PROBLEM STATEMENT. In the listing that follows, give every line again exactly and omit the pictures.

RECORDS FOR THE EXERCISE.
↓

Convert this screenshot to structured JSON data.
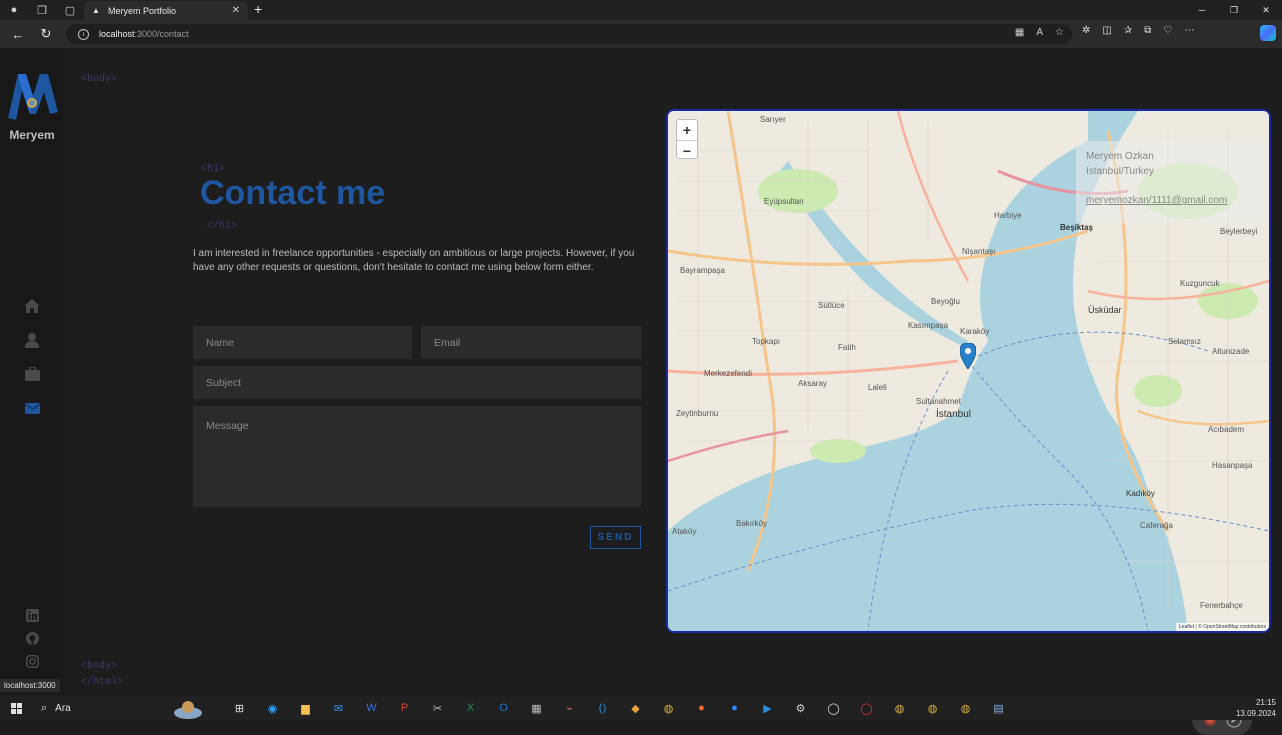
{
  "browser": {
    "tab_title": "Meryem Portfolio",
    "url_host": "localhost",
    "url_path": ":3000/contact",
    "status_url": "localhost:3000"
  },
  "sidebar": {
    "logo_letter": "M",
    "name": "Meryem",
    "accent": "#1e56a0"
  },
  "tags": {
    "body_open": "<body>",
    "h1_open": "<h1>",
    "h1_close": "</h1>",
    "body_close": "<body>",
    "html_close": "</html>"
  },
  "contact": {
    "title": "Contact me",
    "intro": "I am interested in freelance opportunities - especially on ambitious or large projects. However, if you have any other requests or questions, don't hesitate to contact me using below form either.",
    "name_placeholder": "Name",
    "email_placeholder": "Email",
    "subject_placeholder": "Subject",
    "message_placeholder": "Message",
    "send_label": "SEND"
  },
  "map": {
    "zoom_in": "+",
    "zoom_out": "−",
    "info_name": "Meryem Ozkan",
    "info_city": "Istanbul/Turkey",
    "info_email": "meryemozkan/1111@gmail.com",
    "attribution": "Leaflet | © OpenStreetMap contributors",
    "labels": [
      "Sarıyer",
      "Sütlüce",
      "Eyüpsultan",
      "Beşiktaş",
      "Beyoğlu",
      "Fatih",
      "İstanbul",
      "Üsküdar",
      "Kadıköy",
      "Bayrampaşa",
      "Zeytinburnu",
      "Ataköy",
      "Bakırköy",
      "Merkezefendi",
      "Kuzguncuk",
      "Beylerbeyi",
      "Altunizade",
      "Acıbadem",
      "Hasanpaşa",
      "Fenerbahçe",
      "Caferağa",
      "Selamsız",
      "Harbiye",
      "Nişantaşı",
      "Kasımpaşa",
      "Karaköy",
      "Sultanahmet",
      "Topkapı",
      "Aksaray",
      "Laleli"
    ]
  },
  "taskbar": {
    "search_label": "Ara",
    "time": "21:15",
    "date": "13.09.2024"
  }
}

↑

EXPECTED OUTPUT.
Convert this screenshot to structured JSON data.
{
  "browser": {
    "tab_title": "Meryem Portfolio",
    "url_host": "localhost",
    "url_path": ":3000/contact",
    "status_url": "localhost:3000"
  },
  "sidebar": {
    "logo_letter": "M",
    "name": "Meryem",
    "accent": "#1e56a0"
  },
  "tags": {
    "body_open": "<body>",
    "h1_open": "<h1>",
    "h1_close": "</h1>",
    "body_close": "<body>",
    "html_close": "</html>"
  },
  "contact": {
    "title": "Contact me",
    "intro": "I am interested in freelance opportunities - especially on ambitious or large projects. However, if you have any other requests or questions, don't hesitate to contact me using below form either.",
    "name_placeholder": "Name",
    "email_placeholder": "Email",
    "subject_placeholder": "Subject",
    "message_placeholder": "Message",
    "send_label": "SEND"
  },
  "map": {
    "zoom_in": "+",
    "zoom_out": "−",
    "info_name": "Meryem Ozkan",
    "info_city": "Istanbul/Turkey",
    "info_email": "meryemozkan/1111@gmail.com",
    "attribution": "Leaflet | © OpenStreetMap contributors",
    "labels": [
      "Sarıyer",
      "Sütlüce",
      "Eyüpsultan",
      "Beşiktaş",
      "Beyoğlu",
      "Fatih",
      "İstanbul",
      "Üsküdar",
      "Kadıköy",
      "Bayrampaşa",
      "Zeytinburnu",
      "Ataköy",
      "Bakırköy",
      "Merkezefendi",
      "Kuzguncuk",
      "Beylerbeyi",
      "Altunizade",
      "Acıbadem",
      "Hasanpaşa",
      "Fenerbahçe",
      "Caferağa",
      "Selamsız",
      "Harbiye",
      "Nişantaşı",
      "Kasımpaşa",
      "Karaköy",
      "Sultanahmet",
      "Topkapı",
      "Aksaray",
      "Laleli"
    ]
  },
  "taskbar": {
    "search_label": "Ara",
    "time": "21:15",
    "date": "13.09.2024"
  }
}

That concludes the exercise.